TASK DIRECTIONS: Within the entries below, count the lines that hold the string "Malaga" and give only that number.
Segment Open
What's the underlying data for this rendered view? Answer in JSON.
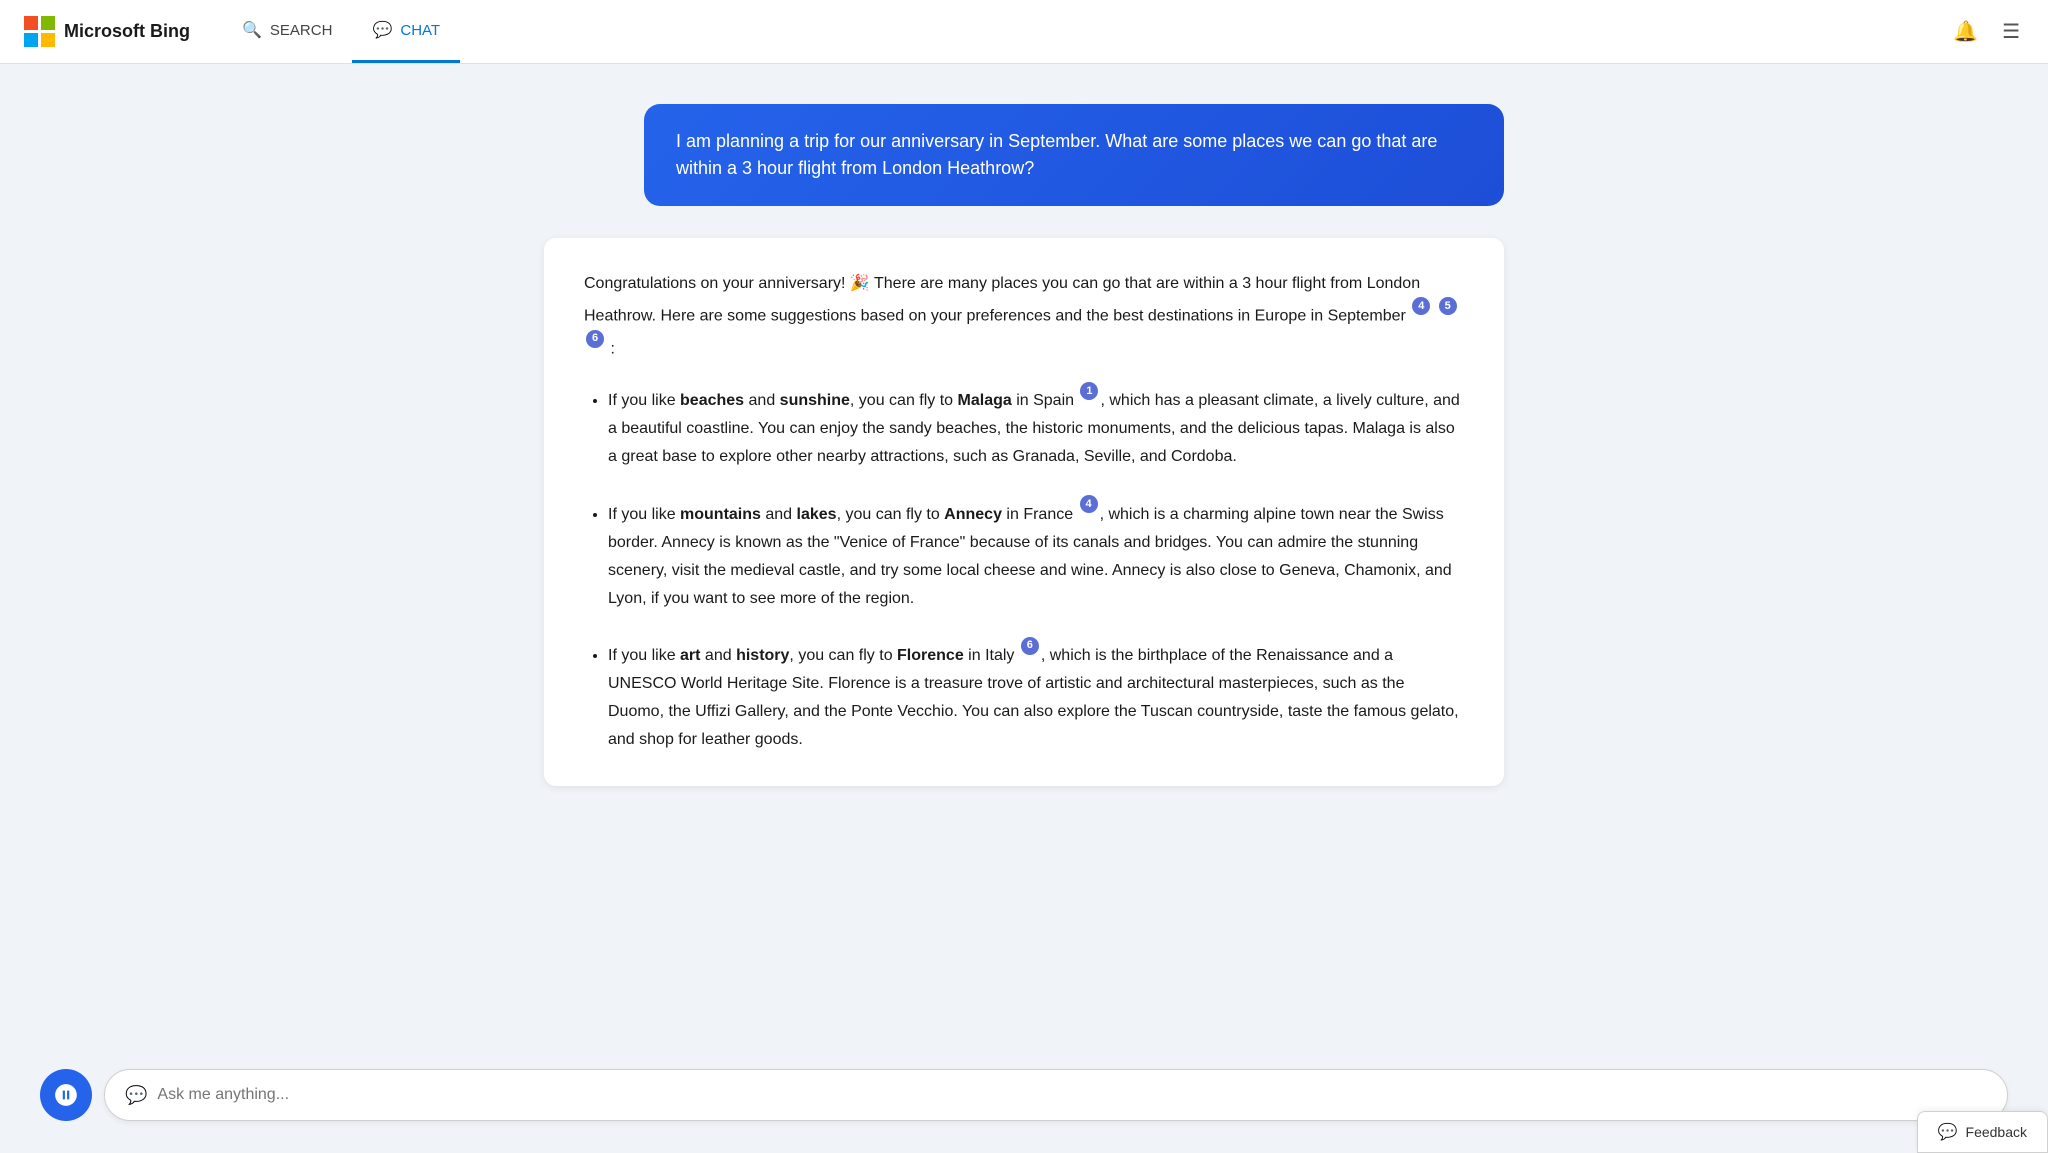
{
  "header": {
    "logo_text": "Microsoft Bing",
    "nav_search_label": "SEARCH",
    "nav_chat_label": "CHAT",
    "notification_icon": "bell",
    "menu_icon": "hamburger"
  },
  "user_message": "I am planning a trip for our anniversary in September. What are some places we can go that are within a 3 hour flight from London Heathrow?",
  "ai_response": {
    "intro": "Congratulations on your anniversary! 🎉 There are many places you can go that are within a 3 hour flight from London Heathrow. Here are some suggestions based on your preferences and the best destinations in Europe in September",
    "intro_citations": [
      "4",
      "5",
      "6"
    ],
    "items": [
      {
        "prefix": "If you like ",
        "bold1": "beaches",
        "connector1": " and ",
        "bold2": "sunshine",
        "suffix_before_dest": ", you can fly to ",
        "destination": "Malaga",
        "suffix_after_dest": " in Spain",
        "citation": "1",
        "rest": ", which has a pleasant climate, a lively culture, and a beautiful coastline. You can enjoy the sandy beaches, the historic monuments, and the delicious tapas. Malaga is also a great base to explore other nearby attractions, such as Granada, Seville, and Cordoba."
      },
      {
        "prefix": "If you like ",
        "bold1": "mountains",
        "connector1": " and ",
        "bold2": "lakes",
        "suffix_before_dest": ", you can fly to ",
        "destination": "Annecy",
        "suffix_after_dest": " in France",
        "citation": "4",
        "rest": ", which is a charming alpine town near the Swiss border. Annecy is known as the \"Venice of France\" because of its canals and bridges. You can admire the stunning scenery, visit the medieval castle, and try some local cheese and wine. Annecy is also close to Geneva, Chamonix, and Lyon, if you want to see more of the region."
      },
      {
        "prefix": "If you like ",
        "bold1": "art",
        "connector1": " and ",
        "bold2": "history",
        "suffix_before_dest": ", you can fly to ",
        "destination": "Florence",
        "suffix_after_dest": " in Italy",
        "citation": "6",
        "rest": ", which is the birthplace of the Renaissance and a UNESCO World Heritage Site. Florence is a treasure trove of artistic and architectural masterpieces, such as the Duomo, the Uffizi Gallery, and the Ponte Vecchio. You can also explore the Tuscan countryside, taste the famous gelato, and shop for leather goods."
      }
    ]
  },
  "input": {
    "placeholder": "Ask me anything..."
  },
  "feedback": {
    "label": "Feedback"
  }
}
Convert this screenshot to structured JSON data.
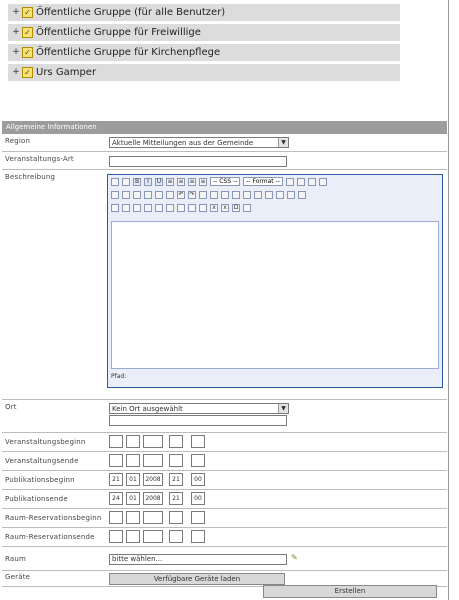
{
  "groups": [
    {
      "label": "Öffentliche Gruppe (für alle Benutzer)"
    },
    {
      "label": "Öffentliche Gruppe für Freiwillige"
    },
    {
      "label": "Öffentliche Gruppe für Kirchenpflege"
    },
    {
      "label": "Urs Gamper"
    }
  ],
  "section": {
    "title": "Allgemeine Informationen"
  },
  "fields": {
    "region": {
      "label": "Region",
      "value": "Aktuelle Mitteilungen aus der Gemeinde"
    },
    "event_type": {
      "label": "Veranstaltungs-Art"
    },
    "description": {
      "label": "Beschreibung"
    },
    "location": {
      "label": "Ort",
      "value": "Kein Ort ausgewählt"
    },
    "event_start": {
      "label": "Veranstaltungsbeginn"
    },
    "event_end": {
      "label": "Veranstaltungsende"
    },
    "pub_start": {
      "label": "Publikationsbeginn",
      "day": "21",
      "month": "01",
      "year": "2008",
      "hour": "21",
      "minute": "00"
    },
    "pub_end": {
      "label": "Publikationsende",
      "day": "24",
      "month": "01",
      "year": "2008",
      "hour": "21",
      "minute": "00"
    },
    "room_start": {
      "label": "Raum-Reservationsbeginn"
    },
    "room_end": {
      "label": "Raum-Reservationsende"
    },
    "room": {
      "label": "Raum",
      "value": "bitte wählen..."
    },
    "devices": {
      "label": "Geräte",
      "button": "Verfügbare Geräte laden"
    }
  },
  "editor": {
    "status": "Pfad:",
    "font_family": "-- CSS --",
    "font_size": "-- Format --"
  },
  "submit_label": "Erstellen",
  "colors": {
    "header_bg": "#9c9c9c",
    "group_bg": "#dcdcdc",
    "editor_border": "#2f5aa2"
  }
}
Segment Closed
YOUR RESPONSE: 2